10. Since we find and hold that plaintiff's rights, privileges, and immunities, as secured by the Constitution, have not been violated, it is unnecessary for us to consider the issue of sovereign immunity and other matters related to determining damages.

11. When the merits of this case are analyzed, we have before us merely an unfortunate instance of business failure. We may not rule that the City was under a legal duty to grant a public subsidy to a private business enterprise in order to permit it to operate profitably; or to raise rates when, in the judgment of the Council, to do so might not have placed plaintiff's business on a profitable basis and might actually have increased its losses. The Council was under no duty to raise the maximum fee schedule to a point which guaranteed the corporation any particular rate return. Moreover, based upon its continuing threats to cease business, the Council acted in a reasonable and prudent manner in providing an ambulance service vital to the citizens of the City, which it could not have done if the corporation made good on its threats.

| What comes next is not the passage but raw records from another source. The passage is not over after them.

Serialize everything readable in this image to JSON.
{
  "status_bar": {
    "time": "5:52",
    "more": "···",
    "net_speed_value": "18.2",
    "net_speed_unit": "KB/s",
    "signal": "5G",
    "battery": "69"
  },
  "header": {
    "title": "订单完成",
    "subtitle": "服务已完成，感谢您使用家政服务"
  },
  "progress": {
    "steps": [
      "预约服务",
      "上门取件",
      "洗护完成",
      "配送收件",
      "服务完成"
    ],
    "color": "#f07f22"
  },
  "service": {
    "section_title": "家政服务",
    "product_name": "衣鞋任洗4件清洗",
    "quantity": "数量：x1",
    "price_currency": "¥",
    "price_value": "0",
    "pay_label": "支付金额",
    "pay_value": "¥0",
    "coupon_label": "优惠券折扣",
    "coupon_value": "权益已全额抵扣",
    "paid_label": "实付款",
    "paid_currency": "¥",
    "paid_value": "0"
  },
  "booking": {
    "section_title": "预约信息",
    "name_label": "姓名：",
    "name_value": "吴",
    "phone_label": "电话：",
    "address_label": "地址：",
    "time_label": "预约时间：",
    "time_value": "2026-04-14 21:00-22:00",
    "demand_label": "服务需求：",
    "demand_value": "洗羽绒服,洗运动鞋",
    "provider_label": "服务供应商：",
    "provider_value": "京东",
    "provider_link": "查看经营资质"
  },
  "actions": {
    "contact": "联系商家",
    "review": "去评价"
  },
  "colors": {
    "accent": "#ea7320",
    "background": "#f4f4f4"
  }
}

Indeed, initiation of this service was one of the alternatives suggested by plaintiff itself in its newspaper advertisements.

12. For the foregoing reasons, complainant's suit is dismissed at its cost.

A proper decree, pursuant to our local Rule 9, should be presented.